Achieving good health needed a look at the grassroots' problems, which emanated from homes and understanding that the home environment affected the health of the people, she said.
Speaking at the Eighth Annual Public Lectures of the Ghana Medical Association (GMA) in Accra she noted that certain pollutants in homes often exceeded those found outside.
It was on the theme: "Home Environment and Health."
Ms Aryee said Ghanaians had turned a blind eye to all that went into keeping homes neater and safer adding that people living in densely populated areas were exposed to noise levels exceeding 55 decibels (dB).
Residents in such areas therefore did not benefit from a sleeping environment that complied with WHO guidelines of not more than 30dB over eight hours, she said.
She added: "We complain but we do little to remedy the situation".
She mentioned some of the health risks associated with high noise levels as pain and hearing fatigue, hearing impairment including annoyance and interference with speech communication.
Ms Aryee said an estimated 80 per cent of the population in Accra lived in high density and unplanned settlements where waste water from domestic activities was unregulated hence the haphazard discharge of water in the yard, streets and open drains.
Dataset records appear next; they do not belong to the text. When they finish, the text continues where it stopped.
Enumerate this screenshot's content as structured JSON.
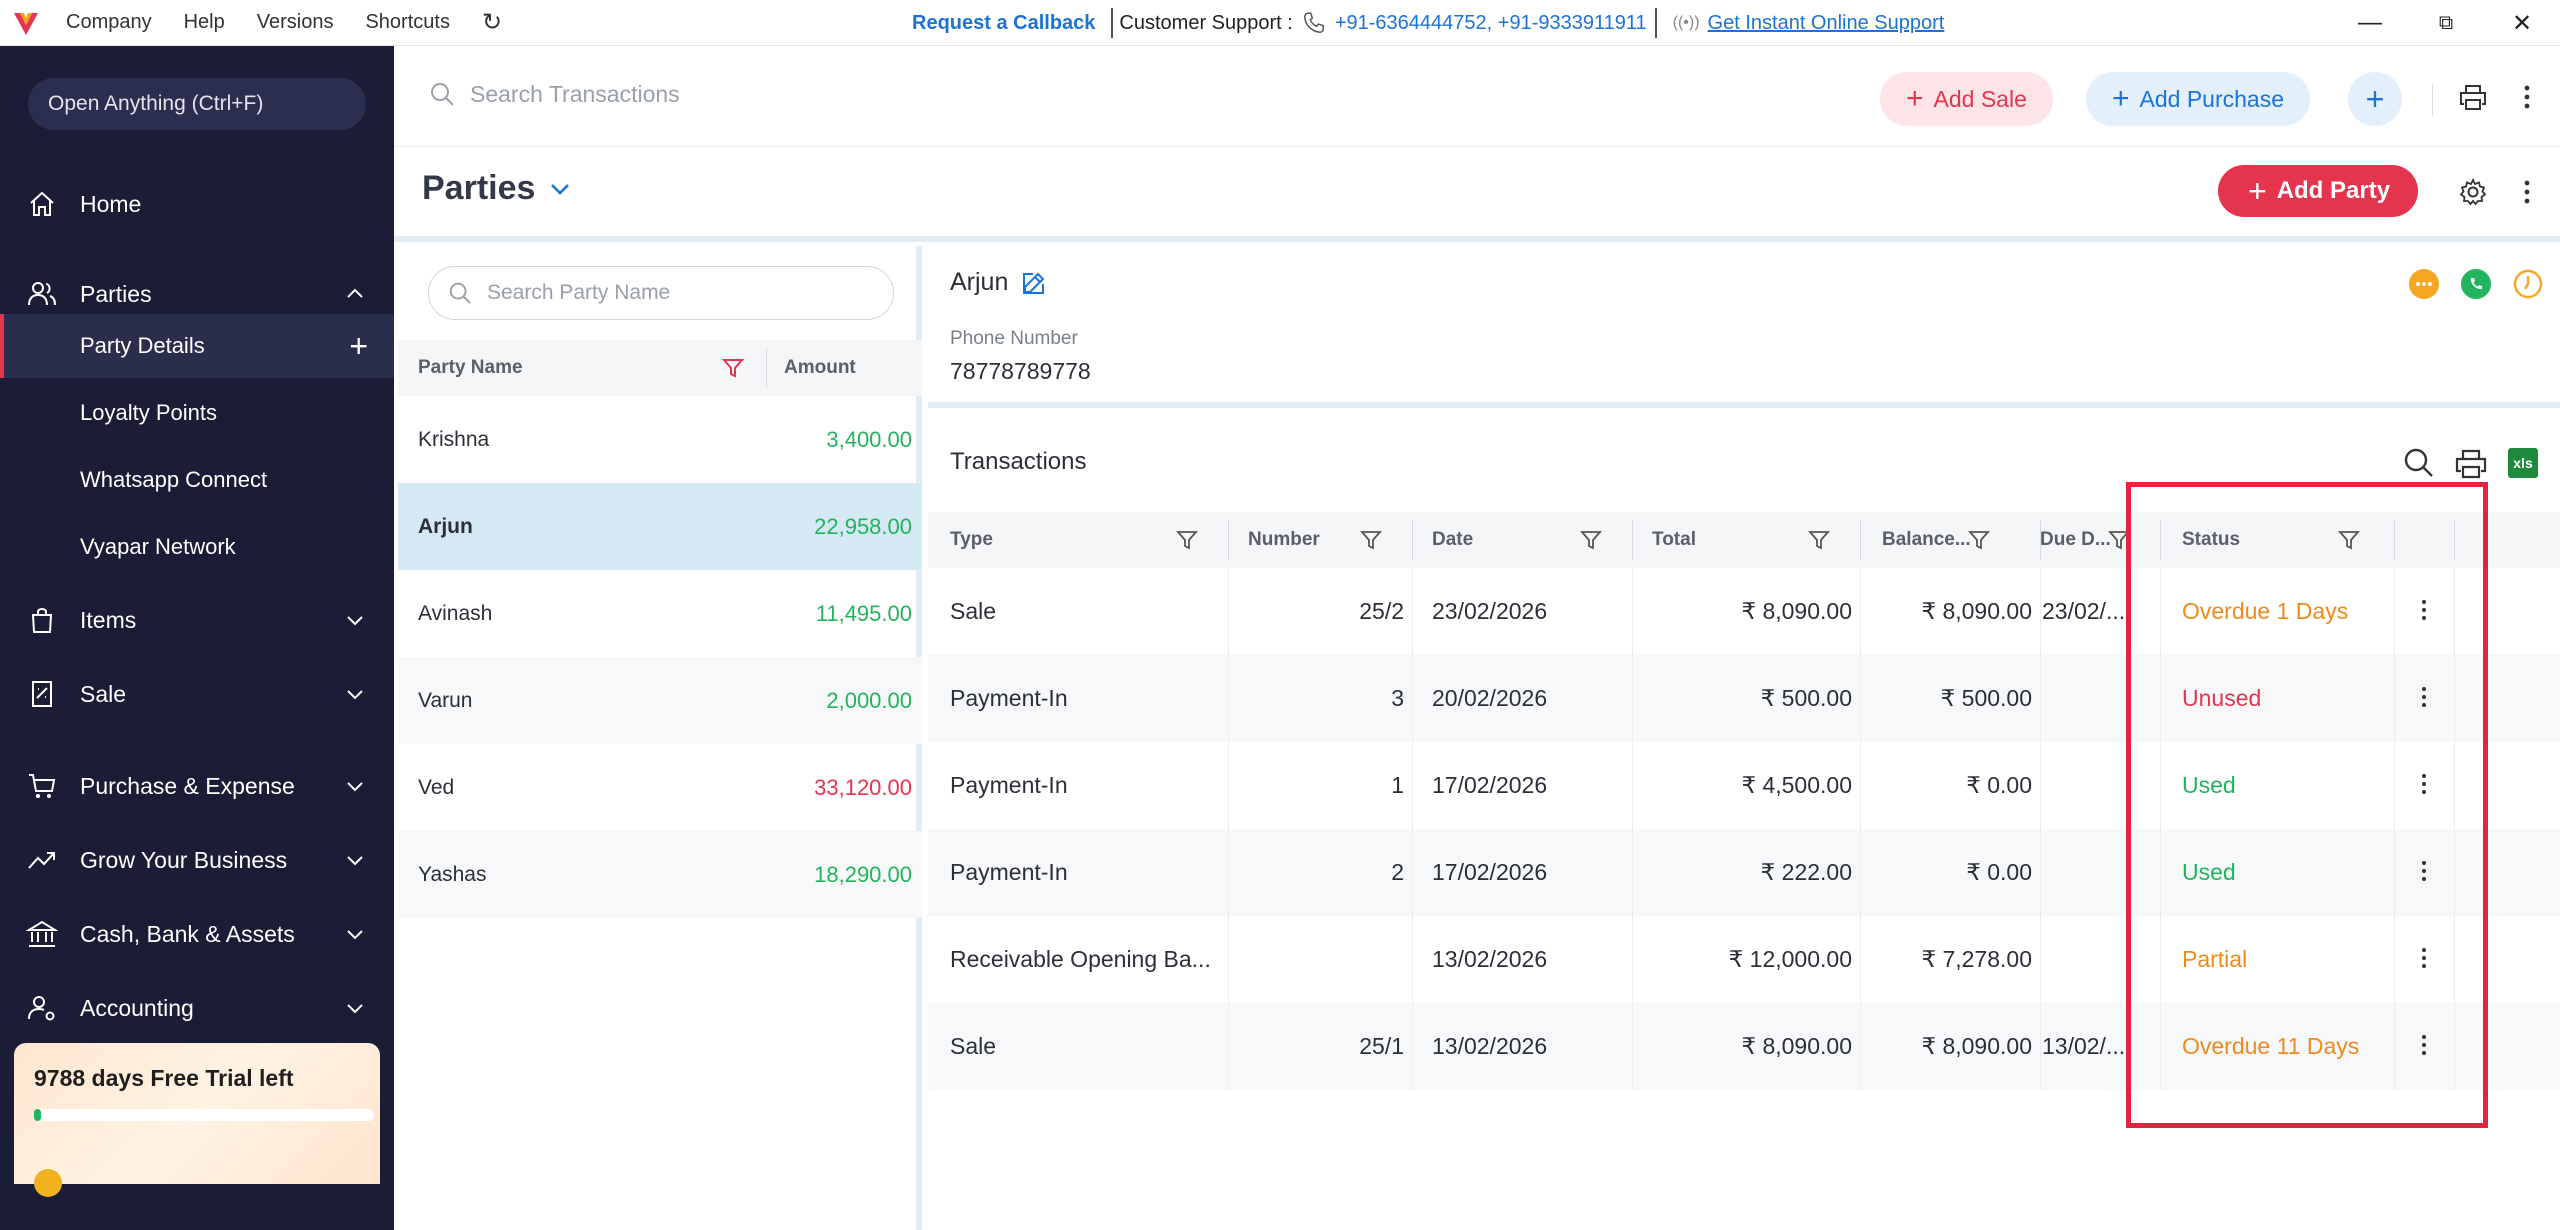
{
  "topbar": {
    "menu": [
      "Company",
      "Help",
      "Versions",
      "Shortcuts"
    ],
    "request_callback": "Request a Callback",
    "support_label": "Customer Support :",
    "support_phones": "+91-6364444752, +91-9333911911",
    "online_support": "Get Instant Online Support"
  },
  "sidebar": {
    "open_anything": "Open Anything (Ctrl+F)",
    "items": [
      {
        "label": "Home",
        "icon": "home-icon"
      },
      {
        "label": "Parties",
        "icon": "users-icon"
      },
      {
        "label": "Items",
        "icon": "bag-icon"
      },
      {
        "label": "Sale",
        "icon": "receipt-icon"
      },
      {
        "label": "Purchase & Expense",
        "icon": "cart-icon"
      },
      {
        "label": "Grow Your Business",
        "icon": "trend-icon"
      },
      {
        "label": "Cash, Bank & Assets",
        "icon": "bank-icon"
      },
      {
        "label": "Accounting",
        "icon": "user-settings-icon"
      }
    ],
    "sub_items": [
      "Party Details",
      "Loyalty Points",
      "Whatsapp Connect",
      "Vyapar Network"
    ],
    "trial": {
      "text": "9788 days Free Trial left",
      "progress": 0.02
    }
  },
  "header": {
    "search_placeholder": "Search Transactions",
    "add_sale": "Add Sale",
    "add_purchase": "Add Purchase"
  },
  "parties": {
    "title": "Parties",
    "add_party": "Add Party",
    "search_placeholder": "Search Party Name",
    "col_name": "Party Name",
    "col_amount": "Amount",
    "list": [
      {
        "name": "Krishna",
        "amount": "3,400.00",
        "color": "#22b45c"
      },
      {
        "name": "Arjun",
        "amount": "22,958.00",
        "color": "#22b45c"
      },
      {
        "name": "Avinash",
        "amount": "11,495.00",
        "color": "#22b45c"
      },
      {
        "name": "Varun",
        "amount": "2,000.00",
        "color": "#22b45c"
      },
      {
        "name": "Ved",
        "amount": "33,120.00",
        "color": "#e5344e"
      },
      {
        "name": "Yashas",
        "amount": "18,290.00",
        "color": "#22b45c"
      }
    ]
  },
  "detail": {
    "name": "Arjun",
    "phone_label": "Phone Number",
    "phone": "78778789778"
  },
  "transactions": {
    "title": "Transactions",
    "xls": "xls",
    "columns": [
      "Type",
      "Number",
      "Date",
      "Total",
      "Balance...",
      "Due D...",
      "Status"
    ],
    "rows": [
      {
        "type": "Sale",
        "number": "25/2",
        "date": "23/02/2026",
        "total": "₹ 8,090.00",
        "balance": "₹ 8,090.00",
        "due": "23/02/...",
        "status": "Overdue 1 Days",
        "status_class": "st-overdue"
      },
      {
        "type": "Payment-In",
        "number": "3",
        "date": "20/02/2026",
        "total": "₹ 500.00",
        "balance": "₹ 500.00",
        "due": "",
        "status": "Unused",
        "status_class": "st-unused"
      },
      {
        "type": "Payment-In",
        "number": "1",
        "date": "17/02/2026",
        "total": "₹ 4,500.00",
        "balance": "₹ 0.00",
        "due": "",
        "status": "Used",
        "status_class": "st-used"
      },
      {
        "type": "Payment-In",
        "number": "2",
        "date": "17/02/2026",
        "total": "₹ 222.00",
        "balance": "₹ 0.00",
        "due": "",
        "status": "Used",
        "status_class": "st-used"
      },
      {
        "type": "Receivable Opening Ba...",
        "number": "",
        "date": "13/02/2026",
        "total": "₹ 12,000.00",
        "balance": "₹ 7,278.00",
        "due": "",
        "status": "Partial",
        "status_class": "st-partial"
      },
      {
        "type": "Sale",
        "number": "25/1",
        "date": "13/02/2026",
        "total": "₹ 8,090.00",
        "balance": "₹ 8,090.00",
        "due": "13/02/...",
        "status": "Overdue 11 Days",
        "status_class": "st-overdue"
      }
    ]
  }
}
Only a few households practice disposal of waste water in septic tanks.
Indiscriminate disposal of waste water did not only pose a health threat to residents but was also a major environment threat to water resources since almost every water source in the country had become a receptor of waste water often containing human excreta.